Ber. What, are there but three? Clo. No sir, but it is vara fine, For euerie one pursents three

Ber. And three times thrice is nine

Clo. Not so sir, vnder correction sir, I hope it is not so. You cannot beg vs sir, I can assure you sir, we know what we know: I hope sir three times thrice sir

Ber. Is not nine

Clo. Vnder correction sir, wee know where-vntill it doth amount

Ber. By Ioue, I alwaies tooke three threes for nine

Clow. O Lord sir, it were pittie you should get your liuing by reckning sir

Ber. How much is it? Clo. O Lord sir, the parties themselues, the actors sir will shew where-vntill it doth amount: for mine owne part, I am (as they say, but to perfect one man in one poore man) Pompion the great sir

Ber. Art thou one of the Worthies? Clo. It pleased them to thinke me worthie of Pompey the great: for mine owne part, I know not the degree of the Worthie, but I am to stand for him
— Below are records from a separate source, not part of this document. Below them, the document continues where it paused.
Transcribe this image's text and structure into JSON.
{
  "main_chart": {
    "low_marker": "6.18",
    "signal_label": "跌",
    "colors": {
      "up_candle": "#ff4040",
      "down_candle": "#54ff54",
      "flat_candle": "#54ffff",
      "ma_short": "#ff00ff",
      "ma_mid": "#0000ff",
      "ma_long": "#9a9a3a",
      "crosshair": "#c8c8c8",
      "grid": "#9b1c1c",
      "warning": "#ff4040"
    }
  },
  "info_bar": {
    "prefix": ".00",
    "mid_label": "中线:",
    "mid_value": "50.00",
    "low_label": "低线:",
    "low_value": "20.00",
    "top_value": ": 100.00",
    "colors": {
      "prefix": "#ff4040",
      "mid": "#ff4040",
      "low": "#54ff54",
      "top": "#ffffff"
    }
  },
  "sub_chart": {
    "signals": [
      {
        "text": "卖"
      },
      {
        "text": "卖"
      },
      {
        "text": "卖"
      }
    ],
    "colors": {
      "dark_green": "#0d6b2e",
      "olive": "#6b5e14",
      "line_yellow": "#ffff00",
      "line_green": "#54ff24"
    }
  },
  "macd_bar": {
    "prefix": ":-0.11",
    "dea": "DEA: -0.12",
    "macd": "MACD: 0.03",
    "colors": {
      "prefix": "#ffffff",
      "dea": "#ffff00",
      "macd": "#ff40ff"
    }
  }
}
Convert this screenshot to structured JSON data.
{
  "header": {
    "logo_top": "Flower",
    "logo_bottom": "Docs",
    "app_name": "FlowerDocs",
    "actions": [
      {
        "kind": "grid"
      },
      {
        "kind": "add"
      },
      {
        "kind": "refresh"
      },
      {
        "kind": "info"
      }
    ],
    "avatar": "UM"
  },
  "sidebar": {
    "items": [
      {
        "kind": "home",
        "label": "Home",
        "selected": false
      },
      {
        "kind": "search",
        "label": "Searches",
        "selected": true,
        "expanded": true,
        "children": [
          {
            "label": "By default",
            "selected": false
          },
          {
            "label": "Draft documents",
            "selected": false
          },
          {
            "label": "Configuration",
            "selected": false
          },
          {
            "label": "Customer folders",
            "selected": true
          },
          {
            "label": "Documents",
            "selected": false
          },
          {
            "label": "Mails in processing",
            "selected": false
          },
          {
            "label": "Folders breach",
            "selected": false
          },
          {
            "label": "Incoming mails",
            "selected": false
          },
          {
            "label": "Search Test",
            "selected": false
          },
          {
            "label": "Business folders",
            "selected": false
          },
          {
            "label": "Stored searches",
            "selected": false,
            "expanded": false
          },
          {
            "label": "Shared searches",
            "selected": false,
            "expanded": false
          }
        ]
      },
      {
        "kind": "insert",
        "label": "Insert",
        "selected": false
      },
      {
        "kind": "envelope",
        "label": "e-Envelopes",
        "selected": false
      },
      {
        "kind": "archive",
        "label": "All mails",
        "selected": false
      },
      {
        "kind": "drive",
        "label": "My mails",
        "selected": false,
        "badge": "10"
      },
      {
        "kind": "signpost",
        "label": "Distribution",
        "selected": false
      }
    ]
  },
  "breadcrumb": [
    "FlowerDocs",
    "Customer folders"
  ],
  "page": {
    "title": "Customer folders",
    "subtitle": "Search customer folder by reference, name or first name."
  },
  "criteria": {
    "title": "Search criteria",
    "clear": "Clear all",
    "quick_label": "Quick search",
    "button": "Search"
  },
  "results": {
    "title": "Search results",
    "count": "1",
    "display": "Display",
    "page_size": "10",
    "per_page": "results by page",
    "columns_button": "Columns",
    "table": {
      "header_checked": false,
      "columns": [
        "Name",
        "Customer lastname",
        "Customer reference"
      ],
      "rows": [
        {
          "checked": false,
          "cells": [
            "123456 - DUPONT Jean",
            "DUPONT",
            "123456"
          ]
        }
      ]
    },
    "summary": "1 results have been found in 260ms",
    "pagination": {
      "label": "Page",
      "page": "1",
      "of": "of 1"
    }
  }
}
Ber. Go, bid them prepare. Enter.

Clo. We will turne it finely off sir, we wil take some care

King. Berowne, they will shame vs: Let them not approach

Ber. We are shame-proofe my Lord: and 'tis some policie, to haue one shew worse then the Kings and his companie

Kin. I say they shall not come

Qu. Nay my good Lord, let me ore-rule you now; That sport best pleases, that doth least know how. Where Zeale striues to content, and the contents Dies in the Zeale of that which it presents: Their forme confounded, makes most forme in mirth, When great things labouring perish in their birth

Ber. A right description of our sport my Lord. Enter Braggart.

Brag. Annointed, I implore so much expence of thy royall sweet breath, as will vtter a brace of words

Qu. Doth this man serue God? Ber. Why aske you? Qu. He speak's not like a man of God's making

Brag. That's all one my faire sweet honie Monarch: For I protest, the Schoolmaster is exceeding fantasticall: Too too vaine, too too vaine. But we wil put it (as they say) to Fortuna delaguar, I wish you the peace of minde most royall cupplement

King. Here is like to be a good presence of Worthies; He presents Hector of Troy, the Swaine Pompey y great, the Parish Curate Alexander, Armadoes Page Hercules, the Pedant Iudas Machabeus: and if these foure Worthies in their first shew thriue, these foure will change habites, and present the other fiue

Ber. There is fiue in the first shew

Kin. You are deceiued, tis not so

Ber. The Pedant, the Braggart, the Hedge-Priest, the Foole, and the Boy, Abate throw at Novum, and the whole world againe, Cannot pricke out fiue such, take each one in's vaine

Kin. The ship is vnder saile, and here she coms amain. Enter Pompey.

Clo. I Pompey am

Ber. You lie, you are not he

Clo. I Pompey am

Boy. With Libbards head on knee

Ber. Well said old mocker, I must needs be friends with thee

Clo. I Pompey am, Pompey surnam'd the big

Du. The great

Clo. It is great sir: Pompey surnam'd the great: That oft in field, with Targe and Shield, did make my foe to sweat: And trauailing along this coast, I heere am come by chance, And lay my Armes before the legs of this sweet Lasse of France. If your Ladiship would say thankes Pompey, I had done

La. Great thankes great Pompey

William Shakespeare
Classic Literature Library

All Pages of This Book